Take the 2-minute tour ×
Ask Ubuntu is a question and answer site for Ubuntu users and developers. It's 100% free, no registration required.

Is it possible to create desktop shortcut, that would do as follows: 1. open Terminal 2. change directory 3. make a command inside that directory 4. type password (sudo)

I tried with Terminal profiles, but I didn't find option for 2. and 4.

share|improve this question

1 Answer 1

up vote 1 down vote accepted

First you need a script like one from the following example:

#!/bin/bash

commands () {
    cd / # change directory, in this case to `/`
    echo "your_password" | sudo -S mkdir -p "test" # execute a command as root for which the password is automatically filled
    $SHELL # keep the terminal open after the previous commands are executed
}

export -f commands

gnome-terminal -e "bash -c 'commands'"

Don't forget to make the script executable!

Then, if you are not familiar about how to execute a script using a desktop shortcut, see Execute sh script from *.desktop file?.

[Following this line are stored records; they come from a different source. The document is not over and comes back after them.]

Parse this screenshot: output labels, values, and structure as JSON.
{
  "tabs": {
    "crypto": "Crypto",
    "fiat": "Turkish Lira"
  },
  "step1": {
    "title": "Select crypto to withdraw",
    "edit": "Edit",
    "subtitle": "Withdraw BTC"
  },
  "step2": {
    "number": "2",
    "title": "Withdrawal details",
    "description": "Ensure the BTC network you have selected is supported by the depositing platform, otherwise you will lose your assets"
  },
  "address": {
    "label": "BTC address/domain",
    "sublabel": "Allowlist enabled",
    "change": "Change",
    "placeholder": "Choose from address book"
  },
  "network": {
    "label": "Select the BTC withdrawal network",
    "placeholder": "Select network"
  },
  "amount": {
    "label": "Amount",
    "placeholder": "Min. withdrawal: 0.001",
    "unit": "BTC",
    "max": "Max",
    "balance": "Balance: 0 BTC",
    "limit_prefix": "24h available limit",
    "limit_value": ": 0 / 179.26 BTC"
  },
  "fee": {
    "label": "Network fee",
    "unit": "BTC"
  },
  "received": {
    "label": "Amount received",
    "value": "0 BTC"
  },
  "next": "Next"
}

share|improve this answer
    
Thank you, but I think I need some more help. Do I type this script in terminal or make a document (with .sh ending)? Do I start with #!/bin/bash? Do I type password with or without ""? What about "test" in the echo line - it's marked red, do i have to insert something else there? Same question with "bash -c 'commands'"? Where do I type my actual command, that will be executed? –  m o Jan 14 at 13:05
1  
Use a text editor. Include '#/bin/bash' - won't work without! No password necessary - you created the file. Don't worry about the red. You need to insert your own code where it says 'sudo -S mkdir -p "test"'. Read the links for how to make it executable and how to run from desktop. –  comrademike Jan 14 at 13:24
    
I almost made it:)...it executes the command, but I still have to type my root password...where in a script I put my password? I tried after echo (with or without ") and it doesn't work... –  m o Jan 14 at 16:11
    
@mo echo "your_password" - replace your_password with your password; keep quotes and your password shouldn't contain another quotes. This command: mkdir -p "test" will create a directory called test in / if there doesn't exist another one with the same name; it's just an example and you can change the command as you wish. –  Radu Rădeanu Jan 14 at 16:50
    
I did that, but it doesn't work...it starts Terminal, but it wants my sudo password...when I type it, then the command is executed. –  m o Jan 14 at 17:24

Your Answer

 
discard

By posting your answer, you agree to the privacy policy and terms of service.

Not the answer you're looking for? Browse other questions tagged or ask your own question.